  • Statement on Human and Animal Rights
    • When reporting experiments on human subjects, authors should indicate whether the procedures followed were in accordance with the ethical standards of the responsible committee on human experimentation (institutional and national) and with the Helsinki Declaration of 1975, as revised in 2000 (5). If doubt exists whether the research was conducted in accordance with the Helsinki Declaration, the authors must explain the rationale for their approach, and demonstrate that the institutional review body explicitly approved the doubtful aspects of the study. When reporting experiments on animals, authors should be asked to indicate whether the institutional and national guide for the care and use of laboratory animals was followed.
    • * International Committee of Medical Journal Editors ("Uniform Requirements for Manuscripts Submitted to Biomedical Journals") -- February 2006
  • Research involving animals
    • Experimental research on vertebrates or any regulated invertebrates must comply with institutional, national, or international guidelines, and where available should have been approved by an appropriate ethics committee. A statement detailing compliance with guidelines and/or ethical approval must be included in the manuscript. For studies involving client-owned animals, authors must document informed client consent and adherence to a high standard (best practice) of veterinary care. Authors are encouraged to conform to the Animal Research: Reporting In Vivo Experiments (ARRIVE) guidelines (https://www.nc3rs.org.uk/arrive-guidelines) for reporting animal studies.
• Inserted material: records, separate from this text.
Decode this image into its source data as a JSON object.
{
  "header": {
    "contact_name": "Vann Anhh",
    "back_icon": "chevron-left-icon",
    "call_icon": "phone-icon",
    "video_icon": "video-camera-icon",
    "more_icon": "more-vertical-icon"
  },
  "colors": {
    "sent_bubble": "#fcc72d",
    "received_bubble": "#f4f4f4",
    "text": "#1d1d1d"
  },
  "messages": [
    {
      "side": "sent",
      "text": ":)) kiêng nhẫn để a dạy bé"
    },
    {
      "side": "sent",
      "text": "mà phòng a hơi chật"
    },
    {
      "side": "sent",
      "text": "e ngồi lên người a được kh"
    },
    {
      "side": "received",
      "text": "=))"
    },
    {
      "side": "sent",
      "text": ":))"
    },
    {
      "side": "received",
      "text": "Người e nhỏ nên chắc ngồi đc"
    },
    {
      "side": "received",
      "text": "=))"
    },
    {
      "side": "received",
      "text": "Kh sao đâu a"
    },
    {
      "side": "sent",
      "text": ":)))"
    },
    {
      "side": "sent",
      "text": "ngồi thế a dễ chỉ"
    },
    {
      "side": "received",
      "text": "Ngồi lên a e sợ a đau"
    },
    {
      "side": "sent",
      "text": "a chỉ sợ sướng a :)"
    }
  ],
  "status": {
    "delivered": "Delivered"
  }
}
    • Field studies should be conducted in accordance with local legislation, and the manuscript should include a statement specifying the appropriate permissions and/or licences. We recommend that authors comply with the Convention on Biological Diversity (https://www.cbd.int/convention/) and the Convention on the Trade in Endangered Species of Wild Fauna and Flora (https://www.cites.org).
      • Statement on Informed Consent
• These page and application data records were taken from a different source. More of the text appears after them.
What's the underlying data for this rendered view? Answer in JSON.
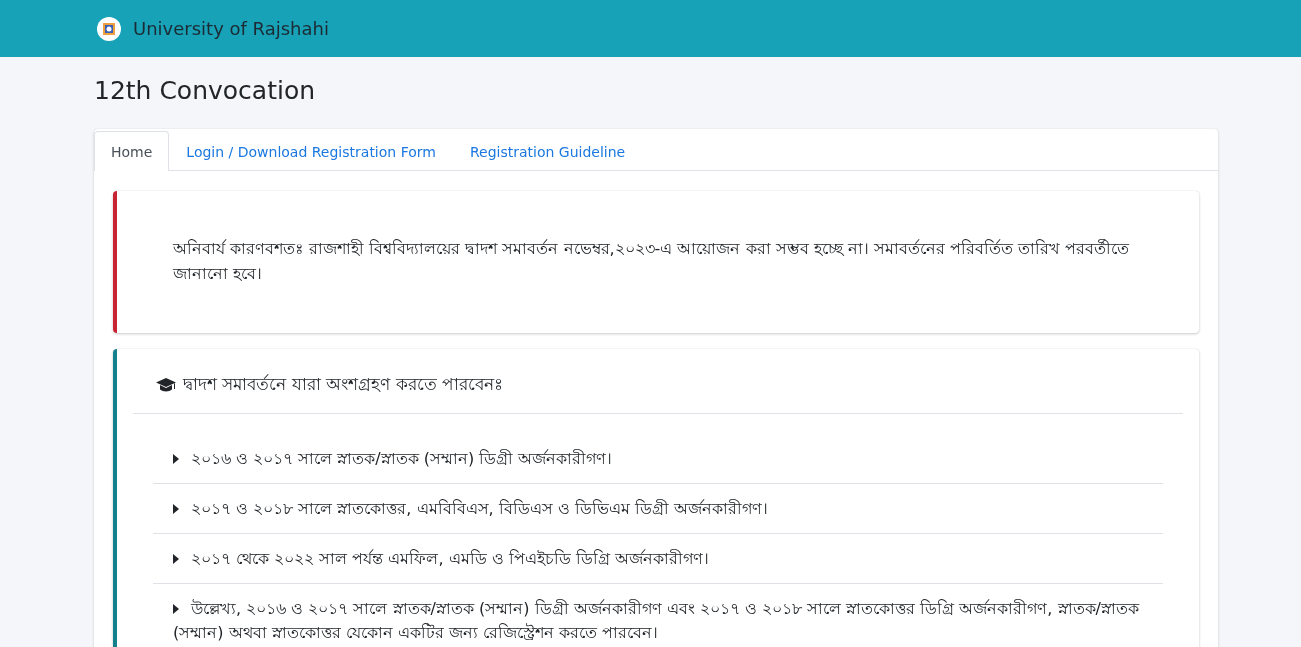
{
  "navbar": {
    "brand": "University of Rajshahi"
  },
  "page_title": "12th Convocation",
  "tabs": [
    {
      "label": "Home",
      "selected": true
    },
    {
      "label": "Login / Download Registration Form",
      "selected": false
    },
    {
      "label": "Registration Guideline",
      "selected": false
    }
  ],
  "notice": {
    "text": "অনিবার্য কারণবশতঃ রাজশাহী বিশ্ববিদ্যালয়ের দ্বাদশ সমাবর্তন নভেম্বর,২০২৩-এ আয়োজন করা সম্ভব হচ্ছে না। সমাবর্তনের পরিবর্তিত তারিখ পরবর্তীতে জানানো হবে।"
  },
  "eligibility": {
    "heading": "দ্বাদশ সমাবর্তনে যারা অংশগ্রহণ করতে পারবেনঃ",
    "items": [
      "২০১৬ ও ২০১৭ সালে স্নাতক/স্নাতক (সম্মান) ডিগ্রী অর্জনকারীগণ।",
      "২০১৭ ও ২০১৮ সালে স্নাতকোত্তর, এমবিবিএস, বিডিএস ও ডিভিএম ডিগ্রী অর্জনকারীগণ।",
      "২০১৭ থেকে ২০২২ সাল পর্যন্ত এমফিল, এমডি ও পিএইচডি ডিগ্রি অর্জনকারীগণ।",
      "উল্লেখ্য, ২০১৬ ও ২০১৭ সালে স্নাতক/স্নাতক (সম্মান) ডিগ্রী অর্জনকারীগণ এবং ২০১৭ ও ২০১৮ সালে স্নাতকোত্তর ডিগ্রি অর্জনকারীগণ, স্নাতক/স্নাতক (সম্মান) অথবা স্নাতকোত্তর যেকোন একটির জন্য রেজিস্ট্রেশন করতে পারবেন।"
    ]
  }
}
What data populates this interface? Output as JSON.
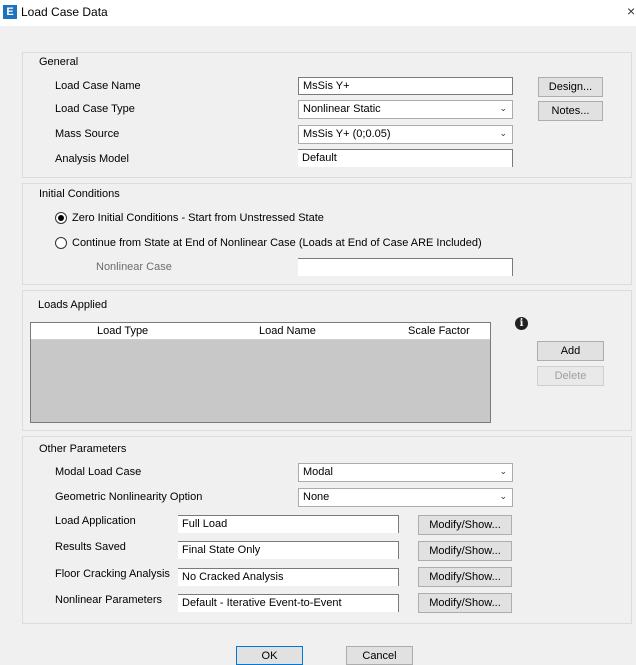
{
  "window": {
    "app_icon": "E",
    "title": "Load Case Data",
    "close_glyph": "×"
  },
  "general": {
    "title": "General",
    "load_case_name_label": "Load Case Name",
    "load_case_name_value": "MsSis Y+",
    "load_case_type_label": "Load Case Type",
    "load_case_type_value": "Nonlinear Static",
    "mass_source_label": "Mass Source",
    "mass_source_value": "MsSis Y+ (0;0.05)",
    "analysis_model_label": "Analysis Model",
    "analysis_model_value": "Default",
    "design_button": "Design...",
    "notes_button": "Notes..."
  },
  "initial_conditions": {
    "title": "Initial Conditions",
    "option_zero": "Zero Initial Conditions - Start from Unstressed State",
    "option_continue": "Continue from State at End of Nonlinear Case  (Loads at End of Case ARE Included)",
    "nonlinear_case_label": "Nonlinear Case",
    "nonlinear_case_value": "",
    "selected": "zero"
  },
  "loads_applied": {
    "title": "Loads Applied",
    "columns": [
      "Load Type",
      "Load Name",
      "Scale Factor"
    ],
    "rows": [],
    "add_button": "Add",
    "delete_button": "Delete",
    "info_icon": "info-icon"
  },
  "other_parameters": {
    "title": "Other Parameters",
    "modal_load_case_label": "Modal Load Case",
    "modal_load_case_value": "Modal",
    "geometric_nonlinearity_label": "Geometric Nonlinearity Option",
    "geometric_nonlinearity_value": "None",
    "load_application_label": "Load Application",
    "load_application_value": "Full Load",
    "results_saved_label": "Results Saved",
    "results_saved_value": "Final State Only",
    "floor_cracking_label": "Floor Cracking Analysis",
    "floor_cracking_value": "No Cracked Analysis",
    "nonlinear_parameters_label": "Nonlinear Parameters",
    "nonlinear_parameters_value": "Default - Iterative Event-to-Event",
    "modify_show_label": "Modify/Show..."
  },
  "footer": {
    "ok_button": "OK",
    "cancel_button": "Cancel"
  },
  "colors": {
    "accent": "#0078d7",
    "app_icon_bg": "#1e73be",
    "grid_bg": "#c8c8c8"
  }
}
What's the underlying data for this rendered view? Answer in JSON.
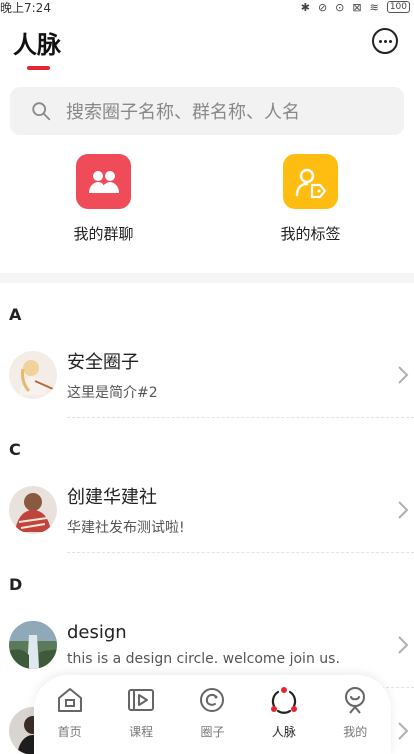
{
  "status_bar": {
    "time": "晚上7:24",
    "battery": "100"
  },
  "header": {
    "title": "人脉"
  },
  "search": {
    "placeholder": "搜索圈子名称、群名称、人名"
  },
  "shortcuts": [
    {
      "label": "我的群聊",
      "icon": "group-chat-icon",
      "color": "#f04b58"
    },
    {
      "label": "我的标签",
      "icon": "tag-icon",
      "color": "#ffbd11"
    }
  ],
  "sections": [
    {
      "letter": "A",
      "items": [
        {
          "name": "安全圈子",
          "intro": "这里是简介#2"
        }
      ]
    },
    {
      "letter": "C",
      "items": [
        {
          "name": "创建华建社",
          "intro": "华建社发布测试啦!"
        }
      ]
    },
    {
      "letter": "D",
      "items": [
        {
          "name": "design",
          "intro": "this is a design circle. welcome join us."
        },
        {
          "name": "",
          "intro": ""
        }
      ]
    }
  ],
  "tabs": [
    {
      "label": "首页",
      "icon": "home-icon"
    },
    {
      "label": "课程",
      "icon": "course-icon"
    },
    {
      "label": "圈子",
      "icon": "circle-icon"
    },
    {
      "label": "人脉",
      "icon": "connections-icon",
      "active": true
    },
    {
      "label": "我的",
      "icon": "profile-icon"
    }
  ],
  "colors": {
    "accent": "#e8262f",
    "group_chat": "#f04b58",
    "tag": "#ffbd11"
  }
}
        • Consent: For all research involving human subjects, informed consent to participate in the study should be obtained from participants (or their parent or guardian in the case of children under 18 and a statement to this effect should appear in the work.
        • Consent for publication of individual patient data: For all works that include details, images, or videos relating to individual participants, written informed consent for the publication of these must be obtained from the participants (or their parent or legal guardian in the case of children under 18) and a statement to this effect should appear in the work. A consent form must be made available to the Editor(s) on request and will be treated confidentially. In cases where images are entirely unidentifiable and there are no details on individuals reported within the manuscript, consent for publication of images may not be required. The final decision on whether consent to publish is required lies with the Editor(s).

     

    Patients have a right to privacy that should not be infringed without informed consent. Identifying information, including patients' names, initials, or hospital numbers, should not be published in written descriptions, photographs, or pedigrees unless the information is essential for scientific purposes and the patient (or parent or guardian) gives written informed consent for publication. Informed consent for this purpose requires that a patient who is identifiable be shown the manuscript to be published. Authors should identify individuals who provide writing assistance and disclose the funding source for this assistance. Identifying details should be omitted if they are not essential. Complete anonymity is difficult to achieve, however, an informed consent should be obtained if there is any doubt. For example, masking the eye region in photographs of patients is inadequate protection of anonymity. If identifying characteristics are altered to protect anonymity, such as in genetic pedigrees, author(s) should provide assurance that alterations do not distort scientific meaning and the author(s) are responsible to notify the editor(s) in such instances and editor(s) should so note accordingly. The requirement for informed consent should be included in the journal's instructions for authors. When informed consent has been obtained it should be indicated in the published work.